Keep it in the Family: First case to consider new family provision laws

The Victorian Supreme Court decision in Brimelow v Alampi [2016] VSC 135 (Brimelow) marks the first case to consider recent law reforms regarding disputed estates.

The Justice Legislation Amendment (Succession and Surrogacy) Act 2014 (Amending Act) made significant changes to Part IV of the Administration and Probate Act 1958 (Vic) (Act). Although the final amendments to the Act are not as far-reaching as initially proposed, the amendments have significantly restricted the classes of plaintiffs who can apply for a family provision order (previously known as a maintenance order) to be made in respect of the estate of a deceased person.

Before considering the decision in Brimelow it is instructive to restate the key changes introduced by the Amending Act.

Effective date

The Amending Act only applies to estates where the deceased died on or after 1 January 2015.

Legislative amendments

Prior to the amendments, any person could apply to the courts for a family provision order. Under the Amending Act only an ‘eligible person’ may apply. There are effectively two tiers of claimants:

Tier One – spouses and children

The following people can make a claim:

  • the spouse or domestic partner
  • a child, stepchild, or person who believed they were a child
  • a former spouse or domestic partner who would have been able to commence proceedings under the Family Law Act 1975 (Cth).

Tier Two – other eligible persons

The following people can make a claim if they can also show they were wholly or partly dependent on the deceased for their proper maintenance and support:

  • a grandchild
  • a registered caring partner
  • a spouse or domestic partner of a child of the deceased
  • a member of the deceased’s household.

Adult children

Significantly, for adult children over 25 years of age, a Court, when making a family provision order under the Amending Act, must take into account the degree to which the adult child is not reasonably capable of adequately providing for their own proper maintenance and support. This amendment is intended to limit claims made by adult children who are capable of providing for their own proper maintenance.

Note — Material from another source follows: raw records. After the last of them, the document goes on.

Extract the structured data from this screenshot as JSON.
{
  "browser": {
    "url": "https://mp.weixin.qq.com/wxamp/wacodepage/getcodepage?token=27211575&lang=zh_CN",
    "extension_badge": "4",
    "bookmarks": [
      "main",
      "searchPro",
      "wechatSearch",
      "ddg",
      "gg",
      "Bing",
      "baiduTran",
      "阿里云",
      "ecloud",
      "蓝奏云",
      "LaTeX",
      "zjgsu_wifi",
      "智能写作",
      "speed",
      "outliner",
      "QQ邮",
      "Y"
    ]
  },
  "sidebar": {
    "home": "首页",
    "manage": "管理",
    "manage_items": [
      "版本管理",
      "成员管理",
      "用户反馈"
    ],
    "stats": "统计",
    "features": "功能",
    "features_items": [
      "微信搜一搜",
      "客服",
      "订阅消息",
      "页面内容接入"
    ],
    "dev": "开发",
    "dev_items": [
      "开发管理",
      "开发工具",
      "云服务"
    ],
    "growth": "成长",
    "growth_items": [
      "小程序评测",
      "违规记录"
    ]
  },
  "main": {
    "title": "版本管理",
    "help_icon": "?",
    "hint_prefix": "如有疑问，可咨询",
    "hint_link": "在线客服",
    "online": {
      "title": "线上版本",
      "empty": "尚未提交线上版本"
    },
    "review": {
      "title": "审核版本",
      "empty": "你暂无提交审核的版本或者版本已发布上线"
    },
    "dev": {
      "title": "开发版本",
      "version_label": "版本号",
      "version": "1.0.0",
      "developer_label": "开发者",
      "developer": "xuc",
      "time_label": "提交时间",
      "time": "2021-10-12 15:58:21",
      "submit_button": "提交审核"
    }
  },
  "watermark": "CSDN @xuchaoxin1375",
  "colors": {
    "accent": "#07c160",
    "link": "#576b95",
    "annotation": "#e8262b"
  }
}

Another significant amendment under the Amending Act is that, when making a family provision order, the Court must have regard to what is stated in the deceased’s Will, any evidence of the deceased’s reasons for making the dispositions in the Will and any other evidence of the deceased’s intentions to provide for a claimant. This amendment was introduced to ensure that due regard was had by the Court to a deceased’s testamentary Will.

Notwithstanding the amendments, a claimant must still establish that the deceased had a moral duty to provide for his/her proper maintenance and support and failed to do this in the Will.

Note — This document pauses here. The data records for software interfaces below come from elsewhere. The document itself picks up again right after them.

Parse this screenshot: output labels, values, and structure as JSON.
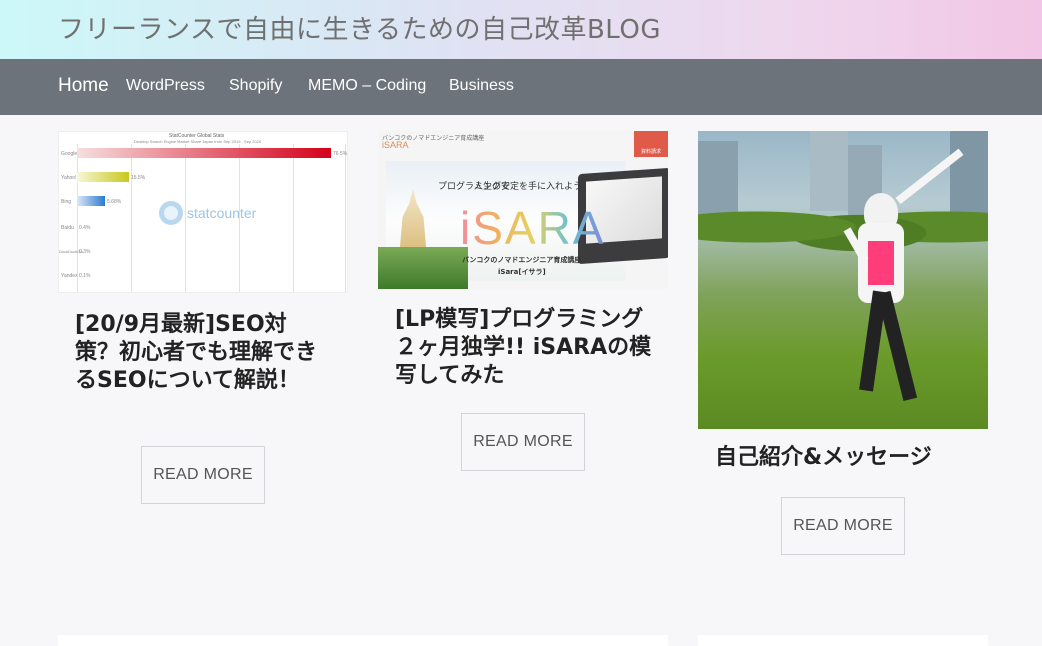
{
  "header": {
    "site_title": "フリーランスで自由に生きるための自己改革BLOG"
  },
  "nav": {
    "items": [
      {
        "label": "Home"
      },
      {
        "label": "WordPress"
      },
      {
        "label": "Shopify"
      },
      {
        "label": "MEMO – Coding"
      },
      {
        "label": "Business"
      }
    ]
  },
  "posts": [
    {
      "title": "[20/9月最新]SEO対策？初心者でも理解できるSEOについて解説！",
      "read_more": "READ MORE",
      "thumb": {
        "chart_title": "StatCounter Global Stats",
        "chart_subtitle": "Desktop Search Engine Market Share Japan from Sep 2019 - Sep 2020",
        "logo_text": "statcounter",
        "rows": [
          {
            "label": "Google",
            "value": "76.5%"
          },
          {
            "label": "Yahoo!",
            "value": "15.5%"
          },
          {
            "label": "Bing",
            "value": "5.68%"
          },
          {
            "label": "Baidu",
            "value": "0.4%"
          },
          {
            "label": "DuckDuckGo",
            "value": "0.3%"
          },
          {
            "label": "Yandex",
            "value": "0.1%"
          }
        ]
      }
    },
    {
      "title": "[LP模写]プログラミング２ヶ月独学!! iSARAの模写してみた",
      "read_more": "READ MORE",
      "thumb": {
        "top_caption": "バンコクのノマドエンジニア育成講座",
        "small_logo": "iSARA",
        "badge": "資料請求",
        "tagline_1": "プログラミングで",
        "tagline_2": "人生の安定を手に入れよう",
        "big_logo": "iSARA",
        "footer_1": "バンコクのノマドエンジニア育成講座",
        "footer_2": "iSara[イサラ]"
      }
    },
    {
      "title": "自己紹介&メッセージ",
      "read_more": "READ MORE"
    }
  ],
  "colors": {
    "nav_bg": "#6c737b",
    "header_gradient_start": "#ccf8f8",
    "header_gradient_end": "#f2c6e6",
    "page_bg": "#f7f7f9"
  }
}
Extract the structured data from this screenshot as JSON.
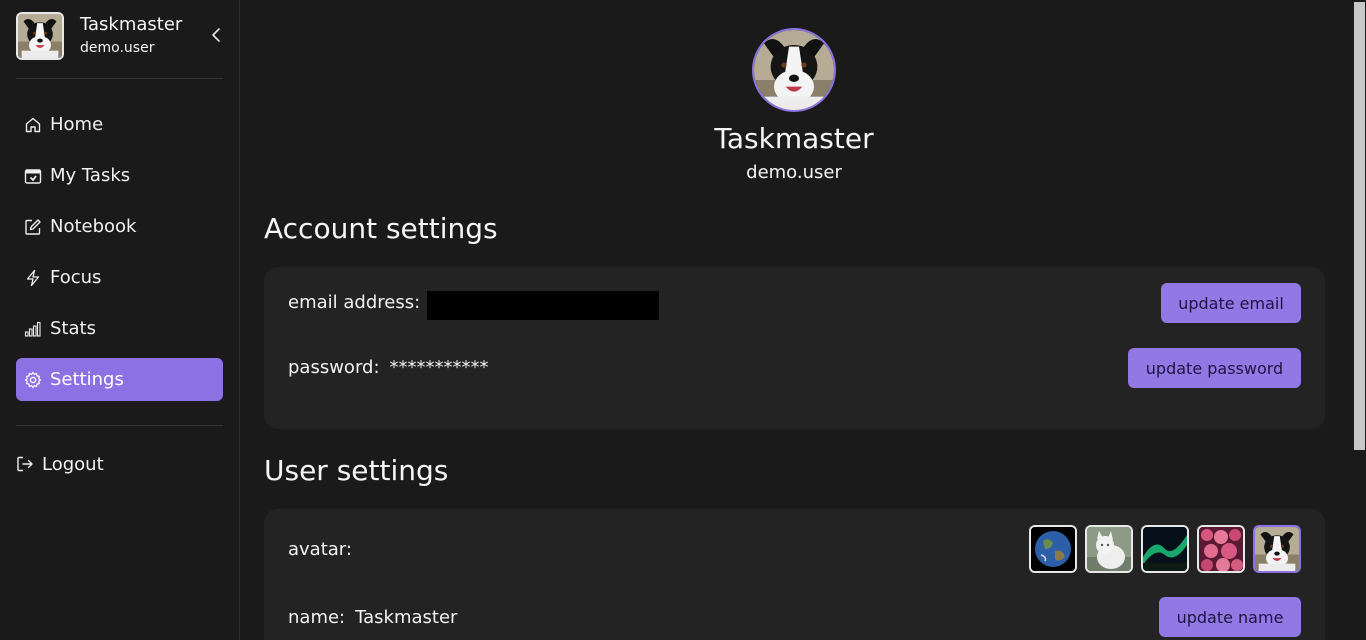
{
  "sidebar": {
    "app_title": "Taskmaster",
    "username": "demo.user",
    "nav": [
      {
        "label": "Home",
        "icon": "home-icon"
      },
      {
        "label": "My Tasks",
        "icon": "calendar-icon"
      },
      {
        "label": "Notebook",
        "icon": "edit-icon"
      },
      {
        "label": "Focus",
        "icon": "bolt-icon"
      },
      {
        "label": "Stats",
        "icon": "bar-chart-icon"
      },
      {
        "label": "Settings",
        "icon": "gear-icon",
        "active": true
      }
    ],
    "logout_label": "Logout"
  },
  "profile": {
    "name": "Taskmaster",
    "username": "demo.user"
  },
  "account_settings": {
    "title": "Account settings",
    "email_label": "email address:",
    "password_label": "password:",
    "password_value": "***********",
    "update_email_label": "update email",
    "update_password_label": "update password"
  },
  "user_settings": {
    "title": "User settings",
    "avatar_label": "avatar:",
    "avatar_options": [
      "earth",
      "white-cat",
      "aurora",
      "pink-flowers",
      "border-collie"
    ],
    "selected_avatar": "border-collie",
    "name_label": "name:",
    "name_value": "Taskmaster",
    "update_name_label": "update name"
  },
  "colors": {
    "background": "#1a1a1a",
    "card": "#232323",
    "accent": "#8b71e4"
  }
}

How did the Victorian Supreme Court interpret the amendments in Brimelow?

Rita Alampi, (Deceased) died on 10 January 2015 and was survived by her three adult children, including the Plaintiff (daughter) and the Defendant (son). Her husband pre-deceased her.

Under her Will, the Deceased appointed the Defendant as the sole beneficiary of her estate, to the exclusion of her other two children. Significantly, the Deceased included an express clause in her Will stating that she had made no provision for her other children as she had ‘no meaningful relationship’ with either of them.

Both of the excluded children issued proceedings against the Deceased’s estate seeking provision pursuant to the Amending Act. The Plaintiff continued to trial, while the other child settled prior to trial at mediation.

As the Plaintiff was the daughter of the Deceased, she fell squarely within the scope of eligible people permitted to make a family maintenance claim under the Act. Accordingly, the Court was not required to consider in any detail whether the Plaintiff was an eligible person.

Given that the Defendant conceded that the Deceased had a moral duty to provide for the proper maintenance and support of the Plaintiff and had failed to do this in the Will, the remaining issue to be determined at trial was the amount of money to award to the Plaintiff from the Deceased’s estate.

Decision of the Supreme Court of Victoria

The Court held that provision be made for the Plaintiff out of the estate in the amount of $170,000 and her costs (on a standard basis) were to be paid out of the estate.

The Court, as is required under the Amending Act, considered the express language of the Will, which excluded the Plaintiff from any entitlement. However, the Court held that although it must have regard to any reasons expressed in a Will to exclude a claimant, this is but one consideration for the Court in determining whether the deceased has a moral duty to provide for the proper maintenance and support of the claimant.

In this regard, the Court noted that the Plaintiff was a 50 year old adult with limited assets and earning capacity, two dependent children and a limited household income shared between herself and her husband. The Court found that the Plaintiff was not capable by reasonable means of providing adequately for her proper maintenance and support.

The Court emphasised that its role is not to ensure a fair distribution of the estate or to achieve equality; rather it is merely to ensure that adequate provision has been made for the proper maintenance and support of a claimant that is an eligible person.

Practical implications

  • Under the Amending Act, the class of persons who may make a family provision claim under a Will has been limited. For example claims cannot be made by nephews, nieces, friends and non-related neighbours of the testator.
  • It remains unclear how Victorian Courts will interpret the requirement under the Amending Act that a Tier Two eligible person be wholly or partly dependent on the deceased.Corresponding legislation in NSW, the Succession Act 2006 (NSW), adopts the requirement of ‘dependency’ in relation to certain classes of claims. This has been interpreted to mean that a claimant must have a “financial, economic or material dependency, not a mere emotional dependency” on the deceased. It remains to be seen whether Victorian courts will adopt the same approach to the term as the NSW courts have done.
  • Although the Court is required under the Amending Act to consider the terms of the Will in assessing a claim for further provision, it will not deny a claim made by an eligible person merely because he/she is specifically excluded from the Will. Ultimately, in determining a claim, a Court will consider whether the deceased had a moral obligation to provide for the claimant’s proper maintenance and support.


You might be also interested in...

Banking & Finance | 7 Sep 2016

Guarantees ‘n’ Roses – a win for guarantors

The Code of Banking Practice (Code) establishes standards of good practice when banks deal with small businesses and individuals. In recent years, a growing number of customers and guarantors have sought to rely on the Code in litigation with banks.

Litigation & Dispute Resolution | 23 Jun 2016

Court rules that uploaded electronic signature did not download a loan guarantee

The convenience of executing legal documentation with electronic signatures must be carefully weighed against issues of enforceability and security.